The red, white and blue of our Union flag was imprinted upon my brain at an early age. I was nearly four when Elizabeth Regina went to collect her crown. Though the event was televised – we all had to view the images in black and white.
We didn’t have a television – there was only one in our whole street – but l was given a Coronation Book as a memento – and that was in glorious colour.
Pages and pages of ceremonial and flag fluttering – all reinforced by this little boy (and his elder sister) being taken to a Coronation Fete in the village in which we spent our early lives.
A field bedecked with red white and blue bunting – as was the commemorative spoon we were each given. A bow of patriotic ribbon tied at the handle end of each utensil.
The spoon has disappeared from my life – as has the dark-blue, hard-back-covered coronation book – but the pride in our country’s flag lived on. That is – until the result of the EU referendum was given.
I went straight out into the garden and lowered the Union flag that had fluttered over our part of Lower Swainswick ever since I’d erected a proper 30-foot high flagpole.
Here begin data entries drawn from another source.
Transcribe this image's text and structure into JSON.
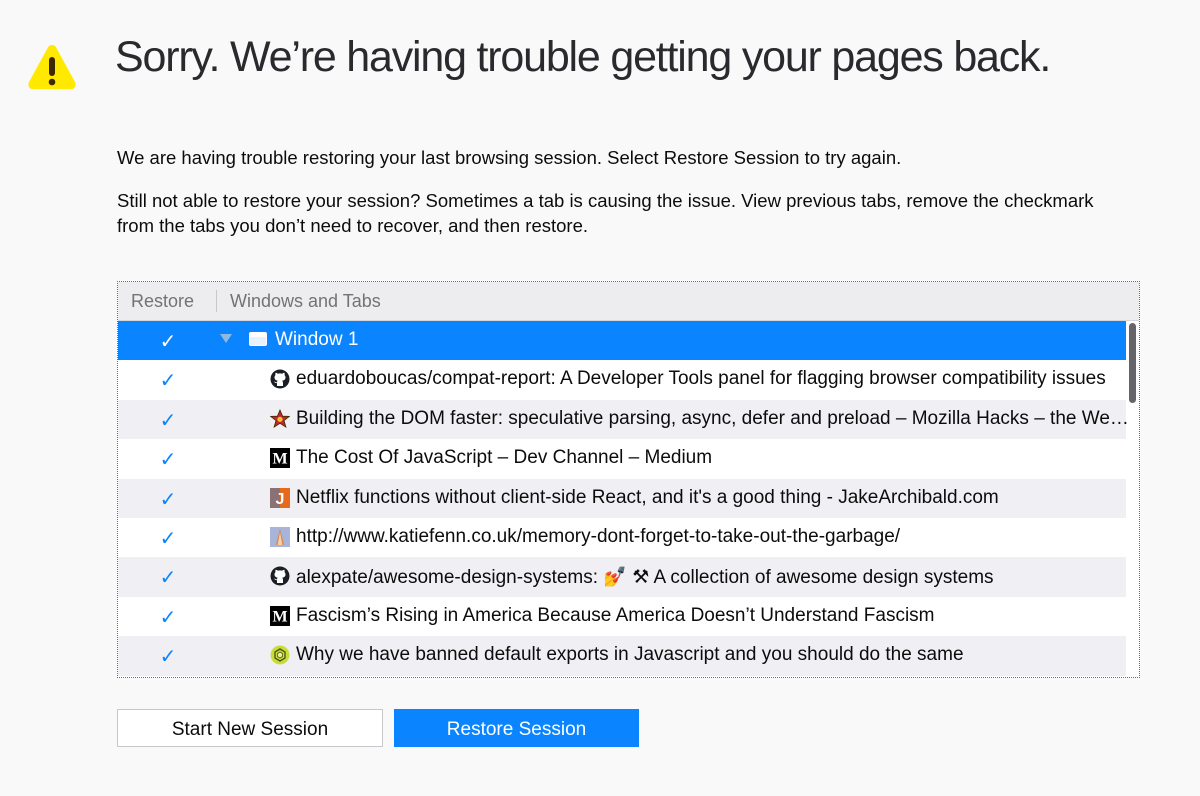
{
  "title": "Sorry. We’re having trouble getting your pages back.",
  "paragraph1": "We are having trouble restoring your last browsing session. Select Restore Session to try again.",
  "paragraph2": "Still not able to restore your session? Sometimes a tab is causing the issue. View previous tabs, remove the checkmark from the tabs you don’t need to recover, and then restore.",
  "tree": {
    "columns": {
      "restore": "Restore",
      "windows_and_tabs": "Windows and Tabs"
    },
    "window": {
      "label": "Window 1",
      "checked": true
    },
    "tabs": [
      {
        "icon": "github-icon",
        "label": "eduardoboucas/compat-report: A Developer Tools panel for flagging browser compatibility issues",
        "checked": true
      },
      {
        "icon": "mozilla-hacks-star-icon",
        "label": "Building the DOM faster: speculative parsing, async, defer and preload – Mozilla Hacks – the Web developer blog",
        "checked": true
      },
      {
        "icon": "medium-icon",
        "label": "The Cost Of JavaScript – Dev Channel – Medium",
        "checked": true
      },
      {
        "icon": "jakearchibald-icon",
        "label": "Netflix functions without client-side React, and it's a good thing - JakeArchibald.com",
        "checked": true
      },
      {
        "icon": "katiefenn-icon",
        "label": "http://www.katiefenn.co.uk/memory-dont-forget-to-take-out-the-garbage/",
        "checked": true
      },
      {
        "icon": "github-icon",
        "label": "alexpate/awesome-design-systems: 💅 ⚒ A collection of awesome design systems",
        "checked": true
      },
      {
        "icon": "medium-icon",
        "label": "Fascism’s Rising in America Because America Doesn’t Understand Fascism",
        "checked": true
      },
      {
        "icon": "hexagon-icon",
        "label": "Why we have banned default exports in Javascript and you should do the same",
        "checked": true
      }
    ],
    "check_glyph": "✓"
  },
  "buttons": {
    "start_new": "Start New Session",
    "restore": "Restore Session"
  },
  "colors": {
    "accent": "#0a84ff",
    "warning": "#ffe900"
  }
}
It went straight into the dustbin.
However, I wasn’t going to waste my investment and – besides – the pole was set in concrete. So l turned to the county in which l had been born.
Somerset adopted the flag of its county council back in 2013 – after a competition to design one resulted in a winning design that basically just did away with the mace – the symbol of the county council’s authority.
So the red dragon of Somerset – on its sunshine yellow background – unfurls in the winds above the houses and fields of our neighbourhood.
It will be replaced on May 9th to celebrate Europe Day – with the circle of stars that still holds my heart.
I like flags. That’s the reason l noticed the poor showing a Union flag and the flag of B&NES were making on top the Guildhall.
At first l though the national flag had been cut in two but realised the end had caught on the flagpole. The other lag is just faded and tattered.
Though l first raised this over a week ago. The Union flag is still caught. Apparently the Council – because of health and safety issues – has to pay a firm to come and raise and lower their flags. Obviously, they are reluctant to spend any extra to release the caught edge of the fabric.
Maybe we could launch a city-wide appeal to raise the money to get both flags lowered and replaced with new and brighter versions.
While we are at it – our local authority isn’t the only ‘body’ that should look to its colours. The English flag of St George – on top Bath Abbey tower – is also shredded and past its best.
Symbols are important. These are devices that bring us together under a shared heritage.
PS. That’s better Bath Abbey. Un-shredded Union flag flying above the church tower on Sunday, March 11th!